§ ABOUT THIS EXERCISE
Give back the lines below verbatim, omitting all pictures.

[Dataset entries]
|---|

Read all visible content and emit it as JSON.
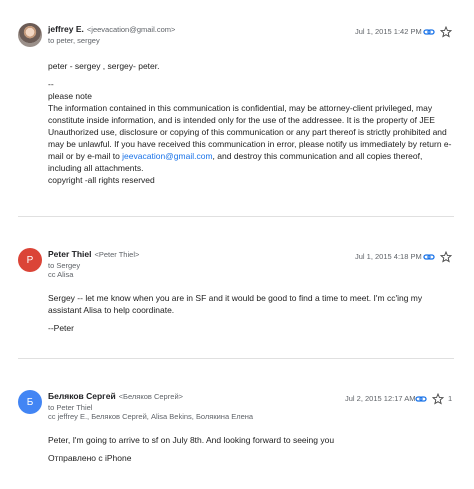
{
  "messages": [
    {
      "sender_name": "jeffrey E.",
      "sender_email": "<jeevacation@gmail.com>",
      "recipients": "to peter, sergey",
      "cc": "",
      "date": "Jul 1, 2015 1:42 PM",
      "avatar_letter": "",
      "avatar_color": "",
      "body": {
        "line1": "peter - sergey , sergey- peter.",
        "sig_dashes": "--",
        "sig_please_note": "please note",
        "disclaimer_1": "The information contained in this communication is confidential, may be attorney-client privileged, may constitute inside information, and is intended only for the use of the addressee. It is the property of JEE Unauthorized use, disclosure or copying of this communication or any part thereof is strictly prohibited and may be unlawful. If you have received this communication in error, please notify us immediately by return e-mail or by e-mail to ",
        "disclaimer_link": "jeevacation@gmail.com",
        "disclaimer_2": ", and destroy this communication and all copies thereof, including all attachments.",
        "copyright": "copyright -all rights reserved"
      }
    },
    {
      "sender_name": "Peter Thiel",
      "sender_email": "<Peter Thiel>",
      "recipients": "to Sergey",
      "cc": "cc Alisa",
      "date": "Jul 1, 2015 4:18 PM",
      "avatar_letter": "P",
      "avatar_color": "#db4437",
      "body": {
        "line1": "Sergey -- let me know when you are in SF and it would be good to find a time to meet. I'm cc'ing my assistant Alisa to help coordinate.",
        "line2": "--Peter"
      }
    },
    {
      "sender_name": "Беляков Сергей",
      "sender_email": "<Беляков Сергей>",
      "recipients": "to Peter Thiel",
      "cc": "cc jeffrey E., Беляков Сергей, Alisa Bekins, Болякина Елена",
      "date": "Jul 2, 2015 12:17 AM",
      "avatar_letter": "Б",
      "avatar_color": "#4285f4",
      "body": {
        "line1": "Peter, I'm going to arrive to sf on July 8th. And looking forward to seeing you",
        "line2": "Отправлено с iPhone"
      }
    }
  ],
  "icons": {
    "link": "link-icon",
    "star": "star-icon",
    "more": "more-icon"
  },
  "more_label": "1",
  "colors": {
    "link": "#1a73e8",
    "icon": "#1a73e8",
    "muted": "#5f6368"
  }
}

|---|

§ TASK SOLUTION
Read all visible content and emit it as JSON.
{
  "messages": [
    {
      "sender_name": "jeffrey E.",
      "sender_email": "<jeevacation@gmail.com>",
      "recipients": "to peter, sergey",
      "cc": "",
      "date": "Jul 1, 2015 1:42 PM",
      "avatar_letter": "",
      "avatar_color": "",
      "body": {
        "line1": "peter - sergey , sergey- peter.",
        "sig_dashes": "--",
        "sig_please_note": "please note",
        "disclaimer_1": "The information contained in this communication is confidential, may be attorney-client privileged, may constitute inside information, and is intended only for the use of the addressee. It is the property of JEE Unauthorized use, disclosure or copying of this communication or any part thereof is strictly prohibited and may be unlawful. If you have received this communication in error, please notify us immediately by return e-mail or by e-mail to ",
        "disclaimer_link": "jeevacation@gmail.com",
        "disclaimer_2": ", and destroy this communication and all copies thereof, including all attachments.",
        "copyright": "copyright -all rights reserved"
      }
    },
    {
      "sender_name": "Peter Thiel",
      "sender_email": "<Peter Thiel>",
      "recipients": "to Sergey",
      "cc": "cc Alisa",
      "date": "Jul 1, 2015 4:18 PM",
      "avatar_letter": "P",
      "avatar_color": "#db4437",
      "body": {
        "line1": "Sergey -- let me know when you are in SF and it would be good to find a time to meet. I'm cc'ing my assistant Alisa to help coordinate.",
        "line2": "--Peter"
      }
    },
    {
      "sender_name": "Беляков Сергей",
      "sender_email": "<Беляков Сергей>",
      "recipients": "to Peter Thiel",
      "cc": "cc jeffrey E., Беляков Сергей, Alisa Bekins, Болякина Елена",
      "date": "Jul 2, 2015 12:17 AM",
      "avatar_letter": "Б",
      "avatar_color": "#4285f4",
      "body": {
        "line1": "Peter, I'm going to arrive to sf on July 8th. And looking forward to seeing you",
        "line2": "Отправлено с iPhone"
      }
    }
  ],
  "icons": {
    "link": "link-icon",
    "star": "star-icon",
    "more": "more-icon"
  },
  "more_label": "1",
  "colors": {
    "link": "#1a73e8",
    "icon": "#1a73e8",
    "muted": "#5f6368"
  }
}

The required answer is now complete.